But that isn't to say people won't argue against those opinions like they've taken another full-time job.
So when film critic Scott Tobias of The Guardian shared his criticism of Shrek, and on its 20th Anniversary no less, ogre fans were ready for him.
The article dropped on Tuesday this week and was full of punches against the quirky film.
"The fairytale comedy was a hit with critics and audiences but its toilet humor, glibness, and shoddy animation mark it out as a misfire."
He felt the film contributed nothing positive to the world of animation.
"Twenty years later, that flushing sound (at the beginning of the film) seems to signify the moment when blockbuster animation circled the drain."
"Shrek is a terrible movie. It's not funny. It looks awful."
"It would influence many unfunny, awful-looking computer-animated comedies that copied its formula of glib self-reference and sickly sweet sentimentality."

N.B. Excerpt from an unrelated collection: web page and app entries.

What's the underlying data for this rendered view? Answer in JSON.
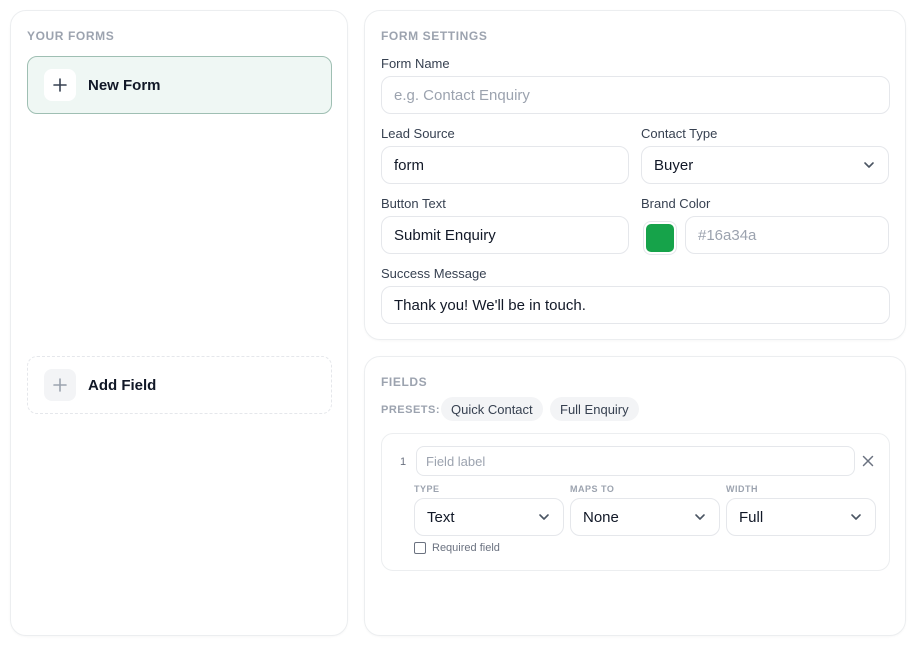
{
  "left": {
    "forms_title": "YOUR FORMS",
    "new_form_label": "New Form",
    "add_field_label": "Add Field"
  },
  "settings": {
    "title": "FORM SETTINGS",
    "form_name_label": "Form Name",
    "form_name_placeholder": "e.g. Contact Enquiry",
    "lead_source_label": "Lead Source",
    "lead_source_value": "form",
    "contact_type_label": "Contact Type",
    "contact_type_value": "Buyer",
    "button_text_label": "Button Text",
    "button_text_value": "Submit Enquiry",
    "brand_color_label": "Brand Color",
    "brand_color_value": "#16a34a",
    "success_message_label": "Success Message",
    "success_message_value": "Thank you! We'll be in touch."
  },
  "fields": {
    "title": "FIELDS",
    "presets_label": "PRESETS:",
    "presets": [
      "Quick Contact",
      "Full Enquiry"
    ],
    "items": [
      {
        "index": "1",
        "label_placeholder": "Field label",
        "type_label": "TYPE",
        "type_value": "Text",
        "maps_to_label": "MAPS TO",
        "maps_to_value": "None",
        "width_label": "WIDTH",
        "width_value": "Full",
        "required_label": "Required field"
      }
    ]
  },
  "colors": {
    "accent_bg": "#eff7f4",
    "accent_border": "#9fbfb3",
    "brand": "#16a34a"
  },
  "icons": [
    "plus-icon",
    "chevron-down-icon",
    "close-icon"
  ]
}
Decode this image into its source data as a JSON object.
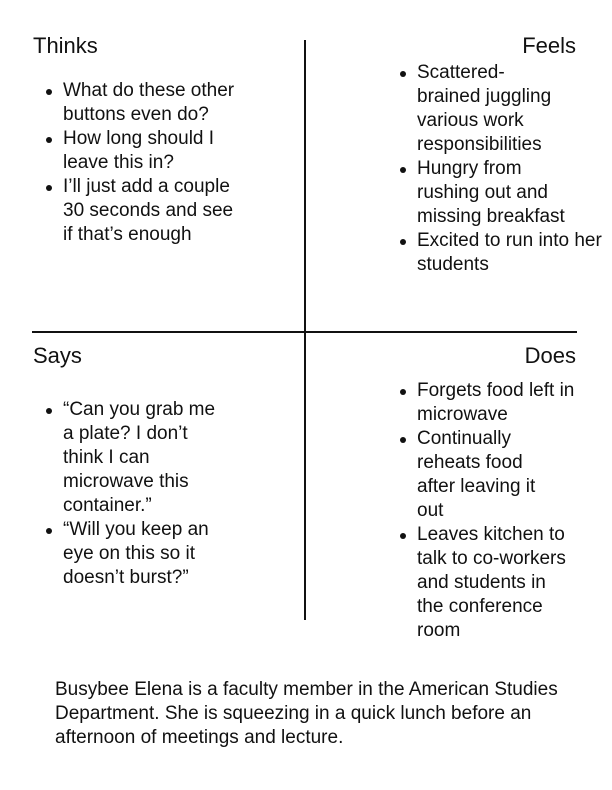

"Three of those terrible movies were sequels to Shrek and one was a spin-off with a sequel in the works. The curse has eased but not lifted."
To his mind, it didn't do anyone any favors, period.
"In the end, Shrek didn't save DreamWorks from setting itself off a few years later."
"It didn't extend [Mike] Myers's career past a hard expiration date. And Katzenberg went on to found Quibi."
"The entire enterprise is better left in the past."
Tobias was so proud of his critique, he even boasted about it on Twitter.
But fans of Shrek and those excited for the 20th Anniversary weren't about to take this sitting down.
Some couldn't believe anyone would even write such a critique.
Others were really miffed with specific aspects of the review.
They had their rebuttals ready.
Some were simply offended or felt they had been betrayed.
But... there were those small few who understood where Tobias was coming from.
The old saying goes, "You can't make everyone happy," and that strands true, whether it's for a much-loved animated film like Shrek or for a critique of the film by Scott Tobias.
There are going to be avid fans and lackluster never-watched-its, as well as those who wildly disagree or quietly nod their heads.